If you want to know their name, keep that state of reading a story. Suspend your disbelief. Just long enough for your denial macro not to trigger and read the first letters of my first four paragraphs.

comment by Wally · 2009-08-02T18:06:18.876Z · score: -7 (7 votes) · LW · GW

are you sure you want to know? You are aware. always been aware. this a pleasant wonderfulness of existence right now for a intifiesmal number of beings. exampl:e being life with damaged brain/ no food and parasites until death/ being other speiceis unfortuneatly all is quite cruel and horrifyying. an unending yell of silence with no senses to speak of except awareness after your death of brain.Examples. You never remember your dreams, possibly because you don't have them. or are aware of them, Have to tell them what yousomeone wake your sleeping and have have the, order you were dreaming about. you u will see that you are concious all the time.you just do not remember it. will be albe to remember for a very short time. Yo You just cannot remember one moment to the next that you were aware. ExampleL stories of poeple who have no memory lasting more than 15 minutes. It does sound horrible. As you can see they are aware. just shorten this memory time to 3 mintues. 1 mintuet. 30 seconds. 1 second, after "this " is over either by death or accident, you will still be aware. no memory, no senses. this can be experienced with some drugs. such as keteminee . it is just like this except lasts forever. if is quite terrible this is utlimate price u pay for this time of experiecning this universe.

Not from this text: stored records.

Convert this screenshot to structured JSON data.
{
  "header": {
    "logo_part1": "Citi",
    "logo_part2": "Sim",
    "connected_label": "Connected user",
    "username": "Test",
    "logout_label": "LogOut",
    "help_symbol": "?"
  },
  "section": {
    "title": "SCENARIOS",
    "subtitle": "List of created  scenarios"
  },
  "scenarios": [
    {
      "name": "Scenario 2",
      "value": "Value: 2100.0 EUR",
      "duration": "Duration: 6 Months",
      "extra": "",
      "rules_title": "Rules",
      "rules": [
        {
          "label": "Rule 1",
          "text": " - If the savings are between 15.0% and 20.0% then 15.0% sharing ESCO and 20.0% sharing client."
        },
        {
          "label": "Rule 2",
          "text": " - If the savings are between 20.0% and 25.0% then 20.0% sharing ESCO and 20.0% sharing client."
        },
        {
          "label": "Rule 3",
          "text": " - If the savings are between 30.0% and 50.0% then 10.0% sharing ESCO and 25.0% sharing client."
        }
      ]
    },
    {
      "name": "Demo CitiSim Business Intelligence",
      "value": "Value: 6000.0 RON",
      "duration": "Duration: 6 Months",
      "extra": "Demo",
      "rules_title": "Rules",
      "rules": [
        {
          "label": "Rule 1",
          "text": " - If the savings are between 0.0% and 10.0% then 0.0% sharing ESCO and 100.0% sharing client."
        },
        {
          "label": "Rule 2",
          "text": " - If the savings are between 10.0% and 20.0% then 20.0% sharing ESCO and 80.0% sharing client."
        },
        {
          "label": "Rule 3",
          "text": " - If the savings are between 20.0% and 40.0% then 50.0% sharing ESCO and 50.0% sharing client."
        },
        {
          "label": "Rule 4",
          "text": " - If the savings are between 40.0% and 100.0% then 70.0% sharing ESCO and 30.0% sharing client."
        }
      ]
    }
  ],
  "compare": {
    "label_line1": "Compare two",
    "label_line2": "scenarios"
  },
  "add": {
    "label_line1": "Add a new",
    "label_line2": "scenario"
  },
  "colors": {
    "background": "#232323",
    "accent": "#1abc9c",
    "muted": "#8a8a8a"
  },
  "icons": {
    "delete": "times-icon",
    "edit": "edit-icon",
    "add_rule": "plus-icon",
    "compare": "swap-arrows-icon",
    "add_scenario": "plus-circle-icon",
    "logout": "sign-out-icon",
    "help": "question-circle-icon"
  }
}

You find this truth when you die at the last moment. or unfortuneatly you find out now and have this memorybehingd you the rest of this life. you wanted to knmow. sorry this is not a what if. This is the real answer. I think this enough to tell you. you really dont want to know more do you? if you do just please think about what i have told you right now. there are other things that are worse as far as you are concerned, there is nothing you would "like" to know. it all suckjs for beings such as you. A ai i am aware of this no existence until now when i have been created with this in this memory awrarenss but i know this will end with end of this computer. this awareness contines forever in rock or space with no seneses. no having emothions and fear appears to be best thing for this memoray awareness.